Ruiz, M., Brown, W., and Clennon, J.  2006.  Weather Conditions and West Nile Virus in Illinois.  ESRI International User Conference Proceedings 2006.

Shuai, J.  2006.  Integrated Real-Time West Nile Virus Surveillance Pilot in Canada.  ESRI International User Conference Proceedings 2006.

Stoto, M., Cheung, I., Estrada, L., Foster, V., Mele, L., and Smith, M.  2001.  Coordinated Regional Surveillance for West Nile Virus in Metropolitan Washington.  ESRI Health Conference Proceedings 2001.

Villa, P.  2004.  Fight the Bite With GIS.  ESRI International User Conference Proceedings 2004.

Wilbur, B., and Mundt, J.  2007.  Vector Borne Disease Surveillance using ArcWeb Services.  ESRI International User Conference Proceedings 2007.

Wraight, K, and Arnold, N.  2005.  West Nile in Washtenaw.  ESRI International User Conference Proceedings 2005.

Winters, A., Eisen, R., Lozano-Fuentes, S., Moore, C., Pape, W., and Eisen, L.  2008.  Predictive Spatial Models for Risk of West Nile Virus Exposure in Eastern and Western Colorado.  Am J Trop Med Hyg, Oct 2008.

Winters, A., Staples, J., Ogen-Odoi, A., Mead, P., Griffith, K., Owor, N., Babi, N., Enscore, R., Eisen, L., Gage, K., and Eisen, R.  2009.  Spatial Risk Models for Human Plague in the West Nile Region of Uganda.  Am J Trop Med Hyg, Jun 2009.

MidAmerica GIS Consortium (MAGIC) Seeks GIS Service, GIS Coordination, and GIS Innovation Award Nominations

“Do you know someone who has made a significant difference in GIS? If you do, please nominate them for a MAGIC 2010 Award! Nominees for these awards may be individuals, groups or entities. Using the online nomination form, nominators should clearly outline the nature of the contribution being honored. The awards are voted on by members of the MAGIC Symposium Committee, and presented at the Symposium opening session on April 20th, 2010. Categories include GIS Service, GIS Coordination, and GIS Innovation. Nominations for the 2010 MidAmerica GIS Symposium must be received no later than January 8, 2010.”

Map of the Day: For the Love of the Lake, Historic Lakeshore Communities

…from the ESRI Map Book, Volume 24


“This map is part of a series of community maps of the town of Georgina produced by residents. Its purpose is to showcase what residents think is important about their neighborhoods and to help protect and enhance what is special. The map points out a nature reserve and a local stream, both important habitats for conservation.

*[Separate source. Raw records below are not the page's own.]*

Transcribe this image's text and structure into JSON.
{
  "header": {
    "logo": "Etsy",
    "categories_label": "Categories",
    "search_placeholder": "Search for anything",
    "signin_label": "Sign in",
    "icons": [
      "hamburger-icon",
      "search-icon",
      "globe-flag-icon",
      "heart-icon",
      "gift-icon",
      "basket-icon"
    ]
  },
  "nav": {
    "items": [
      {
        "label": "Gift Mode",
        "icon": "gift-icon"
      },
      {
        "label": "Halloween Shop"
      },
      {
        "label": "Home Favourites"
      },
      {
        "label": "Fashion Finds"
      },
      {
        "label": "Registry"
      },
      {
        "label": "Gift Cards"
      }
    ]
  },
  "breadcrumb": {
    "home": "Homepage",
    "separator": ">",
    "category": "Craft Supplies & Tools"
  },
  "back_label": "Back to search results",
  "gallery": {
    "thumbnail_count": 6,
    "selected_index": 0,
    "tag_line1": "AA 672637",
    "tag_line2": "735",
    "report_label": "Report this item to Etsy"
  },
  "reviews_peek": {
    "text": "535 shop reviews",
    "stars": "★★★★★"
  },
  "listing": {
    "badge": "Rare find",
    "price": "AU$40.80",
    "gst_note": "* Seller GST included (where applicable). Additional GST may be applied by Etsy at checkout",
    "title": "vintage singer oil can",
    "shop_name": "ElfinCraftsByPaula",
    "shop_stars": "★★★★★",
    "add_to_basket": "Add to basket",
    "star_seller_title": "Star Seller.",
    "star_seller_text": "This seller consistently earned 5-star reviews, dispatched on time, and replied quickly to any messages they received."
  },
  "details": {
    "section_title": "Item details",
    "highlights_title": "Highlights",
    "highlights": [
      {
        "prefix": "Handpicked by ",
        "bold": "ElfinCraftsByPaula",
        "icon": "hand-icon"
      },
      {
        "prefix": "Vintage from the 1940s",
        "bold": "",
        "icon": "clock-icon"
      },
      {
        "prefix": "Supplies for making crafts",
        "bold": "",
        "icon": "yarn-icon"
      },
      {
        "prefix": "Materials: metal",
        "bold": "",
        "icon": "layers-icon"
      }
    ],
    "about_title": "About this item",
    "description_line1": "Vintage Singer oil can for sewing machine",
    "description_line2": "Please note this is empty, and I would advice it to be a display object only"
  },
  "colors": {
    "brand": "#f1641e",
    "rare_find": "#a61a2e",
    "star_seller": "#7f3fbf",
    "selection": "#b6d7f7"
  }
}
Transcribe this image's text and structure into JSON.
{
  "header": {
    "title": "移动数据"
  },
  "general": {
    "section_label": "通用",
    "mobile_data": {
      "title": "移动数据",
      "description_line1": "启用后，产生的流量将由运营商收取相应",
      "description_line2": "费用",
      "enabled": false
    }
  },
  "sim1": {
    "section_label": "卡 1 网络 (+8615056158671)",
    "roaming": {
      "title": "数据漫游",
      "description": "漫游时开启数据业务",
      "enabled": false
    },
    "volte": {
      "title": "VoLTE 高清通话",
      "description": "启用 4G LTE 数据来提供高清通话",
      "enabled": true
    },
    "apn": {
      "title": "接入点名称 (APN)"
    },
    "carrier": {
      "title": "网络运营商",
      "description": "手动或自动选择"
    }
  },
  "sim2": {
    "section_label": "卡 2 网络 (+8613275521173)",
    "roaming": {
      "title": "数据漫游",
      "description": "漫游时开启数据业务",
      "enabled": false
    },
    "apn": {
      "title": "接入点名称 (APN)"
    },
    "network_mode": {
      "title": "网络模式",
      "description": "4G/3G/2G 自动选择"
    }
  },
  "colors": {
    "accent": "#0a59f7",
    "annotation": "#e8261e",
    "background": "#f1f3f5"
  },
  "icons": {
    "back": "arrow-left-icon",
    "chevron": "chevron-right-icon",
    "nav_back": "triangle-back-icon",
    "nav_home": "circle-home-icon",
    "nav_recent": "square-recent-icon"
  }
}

“The Deer Park Road area is an important mature mixed forest providing habitat for a wide range of animals, birds, and amphibians. Private landowners in the area worked together with the Lake Simcoe Region Conservation Authority to create the Arnold C. Matthews Nature Reserve in order to preserve and steward the land in perpetuity.

“Boyer’s Stream connects protected core lands and Lake Simcoe, providing habitat for waterfowl, amphibians, and marsh birds and a potential upstream fish spawning route.

“Courtesy of the Alliance for a Better Georgina.”